START PROVIDED DATA

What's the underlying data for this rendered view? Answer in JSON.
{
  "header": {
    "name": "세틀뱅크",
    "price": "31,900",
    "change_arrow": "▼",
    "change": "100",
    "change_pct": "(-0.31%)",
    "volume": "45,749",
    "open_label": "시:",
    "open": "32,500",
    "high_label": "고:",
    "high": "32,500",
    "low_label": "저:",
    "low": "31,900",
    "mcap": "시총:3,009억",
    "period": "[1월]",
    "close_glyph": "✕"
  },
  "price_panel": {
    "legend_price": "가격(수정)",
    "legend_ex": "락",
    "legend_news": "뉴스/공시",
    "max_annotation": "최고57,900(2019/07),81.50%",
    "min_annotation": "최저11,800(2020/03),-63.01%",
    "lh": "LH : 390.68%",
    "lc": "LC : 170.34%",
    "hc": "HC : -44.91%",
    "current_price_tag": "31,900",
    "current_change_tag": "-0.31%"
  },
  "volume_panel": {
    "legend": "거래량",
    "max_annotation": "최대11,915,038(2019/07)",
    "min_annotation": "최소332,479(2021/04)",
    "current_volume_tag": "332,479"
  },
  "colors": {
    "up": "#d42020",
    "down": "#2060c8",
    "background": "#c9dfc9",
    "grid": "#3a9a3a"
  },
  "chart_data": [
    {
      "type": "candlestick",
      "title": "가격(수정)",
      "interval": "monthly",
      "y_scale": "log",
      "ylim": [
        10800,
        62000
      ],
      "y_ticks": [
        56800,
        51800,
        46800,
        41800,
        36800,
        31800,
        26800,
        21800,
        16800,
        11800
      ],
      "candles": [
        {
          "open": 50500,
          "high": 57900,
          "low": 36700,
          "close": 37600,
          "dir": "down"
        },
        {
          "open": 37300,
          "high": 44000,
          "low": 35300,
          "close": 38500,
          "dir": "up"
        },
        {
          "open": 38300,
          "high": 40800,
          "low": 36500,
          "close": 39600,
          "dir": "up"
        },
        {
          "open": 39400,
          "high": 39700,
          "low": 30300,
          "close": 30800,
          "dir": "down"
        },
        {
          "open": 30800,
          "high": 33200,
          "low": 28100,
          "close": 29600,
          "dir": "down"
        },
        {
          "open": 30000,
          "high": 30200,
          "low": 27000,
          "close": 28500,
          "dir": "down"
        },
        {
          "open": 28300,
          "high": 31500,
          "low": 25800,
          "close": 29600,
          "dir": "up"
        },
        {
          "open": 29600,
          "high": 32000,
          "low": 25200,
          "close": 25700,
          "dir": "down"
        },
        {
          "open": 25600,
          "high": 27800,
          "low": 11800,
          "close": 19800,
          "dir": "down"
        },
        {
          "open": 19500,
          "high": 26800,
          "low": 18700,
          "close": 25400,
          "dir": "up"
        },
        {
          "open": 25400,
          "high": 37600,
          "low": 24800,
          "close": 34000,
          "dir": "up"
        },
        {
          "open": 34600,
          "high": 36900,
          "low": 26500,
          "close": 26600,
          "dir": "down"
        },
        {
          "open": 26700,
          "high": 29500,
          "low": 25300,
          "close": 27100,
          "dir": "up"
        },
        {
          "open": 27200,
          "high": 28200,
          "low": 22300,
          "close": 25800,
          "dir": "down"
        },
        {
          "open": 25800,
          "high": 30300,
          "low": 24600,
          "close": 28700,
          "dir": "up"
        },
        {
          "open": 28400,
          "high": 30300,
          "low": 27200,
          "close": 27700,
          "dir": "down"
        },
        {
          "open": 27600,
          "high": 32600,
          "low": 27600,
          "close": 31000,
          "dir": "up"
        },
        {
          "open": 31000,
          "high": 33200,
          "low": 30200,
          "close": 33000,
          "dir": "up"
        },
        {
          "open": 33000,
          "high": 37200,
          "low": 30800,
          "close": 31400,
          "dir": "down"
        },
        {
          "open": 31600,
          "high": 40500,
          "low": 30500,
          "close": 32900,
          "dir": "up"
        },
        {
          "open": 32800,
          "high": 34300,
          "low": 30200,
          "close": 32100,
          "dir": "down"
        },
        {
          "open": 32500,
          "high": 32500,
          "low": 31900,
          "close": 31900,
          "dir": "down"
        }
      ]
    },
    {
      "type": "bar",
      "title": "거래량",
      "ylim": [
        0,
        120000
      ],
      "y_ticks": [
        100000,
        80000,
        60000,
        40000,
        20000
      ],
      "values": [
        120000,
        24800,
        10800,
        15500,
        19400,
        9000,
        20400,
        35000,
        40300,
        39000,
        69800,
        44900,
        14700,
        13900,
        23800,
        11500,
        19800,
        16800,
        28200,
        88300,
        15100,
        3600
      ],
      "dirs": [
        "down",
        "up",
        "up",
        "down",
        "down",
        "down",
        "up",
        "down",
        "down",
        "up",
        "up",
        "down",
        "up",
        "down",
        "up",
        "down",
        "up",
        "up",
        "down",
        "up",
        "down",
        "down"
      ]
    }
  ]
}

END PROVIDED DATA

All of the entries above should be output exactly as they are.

What's the underlying data for this rendered view? Answer in JSON.
{
  "header": {
    "name": "세틀뱅크",
    "price": "31,900",
    "change_arrow": "▼",
    "change": "100",
    "change_pct": "(-0.31%)",
    "volume": "45,749",
    "open_label": "시:",
    "open": "32,500",
    "high_label": "고:",
    "high": "32,500",
    "low_label": "저:",
    "low": "31,900",
    "mcap": "시총:3,009억",
    "period": "[1월]",
    "close_glyph": "✕"
  },
  "price_panel": {
    "legend_price": "가격(수정)",
    "legend_ex": "락",
    "legend_news": "뉴스/공시",
    "max_annotation": "최고57,900(2019/07),81.50%",
    "min_annotation": "최저11,800(2020/03),-63.01%",
    "lh": "LH : 390.68%",
    "lc": "LC : 170.34%",
    "hc": "HC : -44.91%",
    "current_price_tag": "31,900",
    "current_change_tag": "-0.31%"
  },
  "volume_panel": {
    "legend": "거래량",
    "max_annotation": "최대11,915,038(2019/07)",
    "min_annotation": "최소332,479(2021/04)",
    "current_volume_tag": "332,479"
  },
  "colors": {
    "up": "#d42020",
    "down": "#2060c8",
    "background": "#c9dfc9",
    "grid": "#3a9a3a"
  },
  "chart_data": [
    {
      "type": "candlestick",
      "title": "가격(수정)",
      "interval": "monthly",
      "y_scale": "log",
      "ylim": [
        10800,
        62000
      ],
      "y_ticks": [
        56800,
        51800,
        46800,
        41800,
        36800,
        31800,
        26800,
        21800,
        16800,
        11800
      ],
      "candles": [
        {
          "open": 50500,
          "high": 57900,
          "low": 36700,
          "close": 37600,
          "dir": "down"
        },
        {
          "open": 37300,
          "high": 44000,
          "low": 35300,
          "close": 38500,
          "dir": "up"
        },
        {
          "open": 38300,
          "high": 40800,
          "low": 36500,
          "close": 39600,
          "dir": "up"
        },
        {
          "open": 39400,
          "high": 39700,
          "low": 30300,
          "close": 30800,
          "dir": "down"
        },
        {
          "open": 30800,
          "high": 33200,
          "low": 28100,
          "close": 29600,
          "dir": "down"
        },
        {
          "open": 30000,
          "high": 30200,
          "low": 27000,
          "close": 28500,
          "dir": "down"
        },
        {
          "open": 28300,
          "high": 31500,
          "low": 25800,
          "close": 29600,
          "dir": "up"
        },
        {
          "open": 29600,
          "high": 32000,
          "low": 25200,
          "close": 25700,
          "dir": "down"
        },
        {
          "open": 25600,
          "high": 27800,
          "low": 11800,
          "close": 19800,
          "dir": "down"
        },
        {
          "open": 19500,
          "high": 26800,
          "low": 18700,
          "close": 25400,
          "dir": "up"
        },
        {
          "open": 25400,
          "high": 37600,
          "low": 24800,
          "close": 34000,
          "dir": "up"
        },
        {
          "open": 34600,
          "high": 36900,
          "low": 26500,
          "close": 26600,
          "dir": "down"
        },
        {
          "open": 26700,
          "high": 29500,
          "low": 25300,
          "close": 27100,
          "dir": "up"
        },
        {
          "open": 27200,
          "high": 28200,
          "low": 22300,
          "close": 25800,
          "dir": "down"
        },
        {
          "open": 25800,
          "high": 30300,
          "low": 24600,
          "close": 28700,
          "dir": "up"
        },
        {
          "open": 28400,
          "high": 30300,
          "low": 27200,
          "close": 27700,
          "dir": "down"
        },
        {
          "open": 27600,
          "high": 32600,
          "low": 27600,
          "close": 31000,
          "dir": "up"
        },
        {
          "open": 31000,
          "high": 33200,
          "low": 30200,
          "close": 33000,
          "dir": "up"
        },
        {
          "open": 33000,
          "high": 37200,
          "low": 30800,
          "close": 31400,
          "dir": "down"
        },
        {
          "open": 31600,
          "high": 40500,
          "low": 30500,
          "close": 32900,
          "dir": "up"
        },
        {
          "open": 32800,
          "high": 34300,
          "low": 30200,
          "close": 32100,
          "dir": "down"
        },
        {
          "open": 32500,
          "high": 32500,
          "low": 31900,
          "close": 31900,
          "dir": "down"
        }
      ]
    },
    {
      "type": "bar",
      "title": "거래량",
      "ylim": [
        0,
        120000
      ],
      "y_ticks": [
        100000,
        80000,
        60000,
        40000,
        20000
      ],
      "values": [
        120000,
        24800,
        10800,
        15500,
        19400,
        9000,
        20400,
        35000,
        40300,
        39000,
        69800,
        44900,
        14700,
        13900,
        23800,
        11500,
        19800,
        16800,
        28200,
        88300,
        15100,
        3600
      ],
      "dirs": [
        "down",
        "up",
        "up",
        "down",
        "down",
        "down",
        "up",
        "down",
        "down",
        "up",
        "up",
        "down",
        "up",
        "down",
        "up",
        "down",
        "up",
        "up",
        "down",
        "up",
        "down",
        "down"
      ]
    }
  ]
}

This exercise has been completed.